This language is problematic, according to the Global Organization for EPA and DHA Omega-3s (GOED). When the results of the study were made public on August 25, GOED released a statement saying, “A more accurate conclusion is that omega-3s do not delay cognitive decline under the current experimental conditions.”

AREDS2 involved 4,000 patients (average 72 years old) who participated in the study over a five-year time frame. The main objective of the trial was to investigate whether certain nutrients affected the development of eye diseases like cataracts and age-related macular degeneration (AMD). All participants had early or intermediate AMD.

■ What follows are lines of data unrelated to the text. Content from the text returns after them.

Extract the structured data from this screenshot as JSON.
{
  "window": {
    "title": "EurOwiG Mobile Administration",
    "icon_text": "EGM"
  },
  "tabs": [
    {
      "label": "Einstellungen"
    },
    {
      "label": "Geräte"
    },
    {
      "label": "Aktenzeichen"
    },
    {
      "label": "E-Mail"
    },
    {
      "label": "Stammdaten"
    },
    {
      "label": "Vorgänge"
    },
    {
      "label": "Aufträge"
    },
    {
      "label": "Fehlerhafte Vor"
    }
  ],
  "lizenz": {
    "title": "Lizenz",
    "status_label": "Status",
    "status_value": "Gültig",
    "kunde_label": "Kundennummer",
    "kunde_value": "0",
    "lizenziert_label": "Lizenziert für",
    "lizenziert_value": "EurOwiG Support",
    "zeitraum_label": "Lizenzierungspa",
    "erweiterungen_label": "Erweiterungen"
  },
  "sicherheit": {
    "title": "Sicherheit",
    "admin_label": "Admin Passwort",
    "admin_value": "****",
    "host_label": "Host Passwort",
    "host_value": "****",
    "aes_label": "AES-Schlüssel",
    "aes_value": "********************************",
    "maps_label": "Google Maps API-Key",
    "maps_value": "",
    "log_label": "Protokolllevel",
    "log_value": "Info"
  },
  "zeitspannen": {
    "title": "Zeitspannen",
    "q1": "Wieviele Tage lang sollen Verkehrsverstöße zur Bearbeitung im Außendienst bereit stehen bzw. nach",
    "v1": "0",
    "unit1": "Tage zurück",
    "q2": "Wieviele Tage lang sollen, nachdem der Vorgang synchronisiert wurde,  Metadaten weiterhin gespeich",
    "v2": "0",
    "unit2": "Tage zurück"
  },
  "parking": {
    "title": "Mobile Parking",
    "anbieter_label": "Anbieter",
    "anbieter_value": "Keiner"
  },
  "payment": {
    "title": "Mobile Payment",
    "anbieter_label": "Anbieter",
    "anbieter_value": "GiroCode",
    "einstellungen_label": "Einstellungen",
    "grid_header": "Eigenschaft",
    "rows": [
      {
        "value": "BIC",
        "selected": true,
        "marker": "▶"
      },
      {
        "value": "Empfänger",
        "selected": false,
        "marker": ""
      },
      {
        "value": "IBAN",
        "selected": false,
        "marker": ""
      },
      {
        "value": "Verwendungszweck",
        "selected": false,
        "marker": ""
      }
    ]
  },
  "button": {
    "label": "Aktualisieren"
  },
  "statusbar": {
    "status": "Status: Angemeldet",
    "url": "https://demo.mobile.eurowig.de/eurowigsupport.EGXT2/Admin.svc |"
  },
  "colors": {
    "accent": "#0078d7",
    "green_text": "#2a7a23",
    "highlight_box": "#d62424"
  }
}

Each patient was given either long-chain polyunsaturated fatty acids (LCPUFAs), a lutein/zeaxanthin combination, both or a placebo. They were also given different combinations of vitamins C, E, beta carotene and zinc. Everyone received cognitive function tests every two years to study immediate and delayed recall, attention, memory and processing speeds.

At the end of the study, no significant differences in scores were found between those that took the supplements and those that took the placebo, meaning that the LCPUFAs or the lutein/zeaxanthin combination had no statistically significant effect on cognitive functions in older individuals.

GOED notes that the amount of omegas given in the study was 1,000 mg of EPA and DHA, with only 350 mg coming from DHA. “Low-dose DHA supplementation started at the mean age of 72 doesn’t halt normal age-related cognitive decline,” the group pointed out. Indeed, other long-term studies show that a much larger dosage of DHA is required to see benefits in age-related cognitive decline.

GOED did agree with Chew, however, on her point that omega-3s from food offer various health benefits, including for the eyes, brains and heart.

“Omega-3s, from fish or supplements, should be consumed throughout life,” the statement says. “GOED recommends omega-3s for maintenance of optimal health, including supporting cognitive function.”

The study data were published in the Journal of the American Medical Association.

Published in WholeFoods Magazine, October 2015, (online 8/26/15)